Any post about digital transformation vs. slow, manual processes & legacy tools in the NOC.
Those of us lucky enough to have attended the August MonitoringScape meetup at BigPanda with Adrian Cockcroft enjoyed the master of performance tuning as he waxed philosophical about why monitoring isn’t a solved problem after twenty plus years honing our craft. Spoiler-alert: it’s difficult to solve a problem that keeps changing.
SREcon16 is a wrap, and our team had a blast at this year’s event! Both days were non-stop action: demos, discussions, and - of course - handing out our fair share of panda swag. Between the buzz on the floor and in the sessions, what topics were top of mind at this year’s show? Here are our three key takeaways:
For many IT and Ops teams, Nagios is both a blessing and a curse. On the one hand, Nagios gives you near real-time visibility into the inner workings of your IT infrastructure. But on the other hand, Nagios can generate so many alerts that it’s impossible for any single person (or even any team) to keep up.
If you’re struggling with a flood of Nagios alerts, this two-part blog series is for you. We’ll take a close look at the complicated relationship that IT and Ops professionals have with the monitoring tool, explain why Nagios is so noisy, and discuss the simple way that you take charge of your alerts and maximize the way Nagios works for you.
It was a whirlwind couple of days, but FutureStack15 is in the books! I’m sure I speak for most of the BigPanda team when I say that a weekend of rest was welcomed after the long (but exciting!) days at the show. Between demos, conversations with clients and prospects, and even a surprise visit from Weird Al – there was hardly a moment of downtime. But in our world, who likes downtime? (Excuse the terrible pun).
In case you missed it, here’s a recap of some of the key themes discussed at the show:
In between sessions at last weekend’s DevOpsDays Silicon Valley, scores of attendees filled the halls, amplifying the Computer History Museum with chatter and turning it into something more akin to a high school cafeteria than a conference venue. As crowds formed to share their stories and insights with one another, a common theme quickly emerged: It just isn’t as easy as we thought it would be.

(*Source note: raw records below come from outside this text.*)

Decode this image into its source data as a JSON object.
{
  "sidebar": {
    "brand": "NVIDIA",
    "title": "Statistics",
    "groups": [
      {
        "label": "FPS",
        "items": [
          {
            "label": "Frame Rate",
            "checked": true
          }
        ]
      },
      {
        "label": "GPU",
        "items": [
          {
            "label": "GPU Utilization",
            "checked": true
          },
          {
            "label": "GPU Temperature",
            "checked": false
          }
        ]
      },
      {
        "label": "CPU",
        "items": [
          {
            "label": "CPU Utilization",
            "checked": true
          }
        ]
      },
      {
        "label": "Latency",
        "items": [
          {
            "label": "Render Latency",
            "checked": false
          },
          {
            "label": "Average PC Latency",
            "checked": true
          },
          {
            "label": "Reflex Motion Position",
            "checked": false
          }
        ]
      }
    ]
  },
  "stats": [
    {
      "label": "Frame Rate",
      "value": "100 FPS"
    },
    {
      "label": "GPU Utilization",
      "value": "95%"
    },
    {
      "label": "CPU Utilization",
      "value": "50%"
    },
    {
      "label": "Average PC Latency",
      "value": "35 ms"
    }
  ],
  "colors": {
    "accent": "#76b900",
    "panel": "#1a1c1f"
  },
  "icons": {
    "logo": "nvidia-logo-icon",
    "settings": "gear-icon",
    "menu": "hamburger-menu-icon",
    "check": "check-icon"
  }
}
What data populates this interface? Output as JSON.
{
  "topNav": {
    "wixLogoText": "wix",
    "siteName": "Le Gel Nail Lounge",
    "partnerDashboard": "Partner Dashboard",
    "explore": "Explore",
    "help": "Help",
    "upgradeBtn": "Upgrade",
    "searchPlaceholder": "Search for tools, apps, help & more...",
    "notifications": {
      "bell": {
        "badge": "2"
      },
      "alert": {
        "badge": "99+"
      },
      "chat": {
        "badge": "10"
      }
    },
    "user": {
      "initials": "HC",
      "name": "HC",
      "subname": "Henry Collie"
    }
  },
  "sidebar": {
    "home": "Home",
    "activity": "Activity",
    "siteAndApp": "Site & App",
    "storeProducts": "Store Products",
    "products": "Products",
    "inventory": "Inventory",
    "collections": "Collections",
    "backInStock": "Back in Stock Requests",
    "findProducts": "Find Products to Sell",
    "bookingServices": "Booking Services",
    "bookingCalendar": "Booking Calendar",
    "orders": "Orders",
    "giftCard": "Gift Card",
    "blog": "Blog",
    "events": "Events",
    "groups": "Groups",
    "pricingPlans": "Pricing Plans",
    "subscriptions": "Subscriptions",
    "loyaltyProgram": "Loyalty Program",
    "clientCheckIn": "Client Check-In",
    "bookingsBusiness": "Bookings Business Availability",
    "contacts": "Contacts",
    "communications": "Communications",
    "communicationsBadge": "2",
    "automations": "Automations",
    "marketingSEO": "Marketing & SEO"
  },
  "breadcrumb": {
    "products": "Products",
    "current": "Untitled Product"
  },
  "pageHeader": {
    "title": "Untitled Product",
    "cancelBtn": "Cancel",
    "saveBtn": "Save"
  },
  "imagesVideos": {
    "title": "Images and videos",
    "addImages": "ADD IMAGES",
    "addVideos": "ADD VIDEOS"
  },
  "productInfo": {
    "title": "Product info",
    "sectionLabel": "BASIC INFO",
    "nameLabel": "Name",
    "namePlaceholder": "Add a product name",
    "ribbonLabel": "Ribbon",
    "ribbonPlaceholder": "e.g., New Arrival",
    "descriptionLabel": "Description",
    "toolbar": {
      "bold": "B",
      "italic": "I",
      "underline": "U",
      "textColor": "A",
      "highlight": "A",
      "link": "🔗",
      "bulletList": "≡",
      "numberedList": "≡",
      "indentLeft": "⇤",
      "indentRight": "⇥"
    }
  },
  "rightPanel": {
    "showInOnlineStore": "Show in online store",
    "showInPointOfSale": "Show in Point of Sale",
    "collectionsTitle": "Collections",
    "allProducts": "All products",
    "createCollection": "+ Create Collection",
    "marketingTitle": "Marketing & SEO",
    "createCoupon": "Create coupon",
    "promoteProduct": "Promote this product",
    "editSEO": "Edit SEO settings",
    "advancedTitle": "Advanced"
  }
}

In the last two decades, with the emergence of cloud infrastructure and SaaS delivery models, the monitoring ecosystem has changed dramatically to include over 100 monitoring solutions. The upside of that change is the rapid implementation of monitoring infrastructure, but the unintended consequence of this is that the tools themselves decide what IT measures.
Rishi is too humble to be the CIO of a Fortune 100 bank, too busy to be the father of four, too accomplished to blog about ice cream, and too educated to love John Gray. Mostly, he's too unpredictable to fit stereotypes and too passionate about everything he does to do anything at less than full throttle.
I met Rishi this week at the Pacific Crest Global Technology Leadership Forum in Vail where he was presenting and I was lucky to be in the audience. We spent an hour together before his talk that inspired me to rescue Nepalese orphans... and eat more ice cream.
Rishi's been an IT leader since before we called it that. He has helped organizations grow and shrink and grow again. He's more scared about the state of IT today than he has ever been.
Here are excerpts from the discussion...
The last ten years have brought enormous changes to production environments, driven by a best-of-breed approach to production infrastructure enabled by open source and cloud. This has been a boon for developers in terms of flexibility and productivity, but it’s also placed a new set of challenges and expectations on Ops.
We engineers love measuring stuff. Whether it helps us solve an immediate problem, gets us ready for a bad day or just because most of us are information junkies, we love keeping track of metrics. The spectrum of what can be measured is very wide. It can include data from every part of our system: from technical metrics such as disk space or RPM, through UI metrics like page load times, to business KPIs such as revenue, conversion rates and so on. When choosing which metrics to collect, we usually start with the obvious ones: those that reflect the current state of the system (e.g., CPU, memory and load). There are quite a few articles and blog posts about these metrics, so I’m not going to discuss that here. Rather, I would like to focus on metrics that reflect the user experience.
Here are the four metrics that we at BigPanda see as the most important in this category:
In many ways, incident management for devops is similar to typical issue tracking processes: it facilitates coordination and collaboration of daily tasks. For this reason, tools such as Jira, Zendesk, and even email are often used as solutions for incident management. But incident management faces one unique challenge that makes it different from other issue tracking processes. In addition to human-operated workflows, incident management also relies heavily on machine-driven workflows. Unfortunately, traditional issue trackers and ticketing systems cannot accommodate for this with their current product mechanics.
Few things damage productivity as much as waiting. Waiting forces us to context switch, disrupts our creative momentum and eliminates our ability to experiment. Whether we are deploying a new service or troubleshooting a problem, waiting puts a heavy tax on efficient work.
It’s well known in IT operations that things don't break on their own. Close to 80% of production outages occur because of changes made by developers or someone in IT. However, this fact often eludes us when it comes to actually resolving production issues.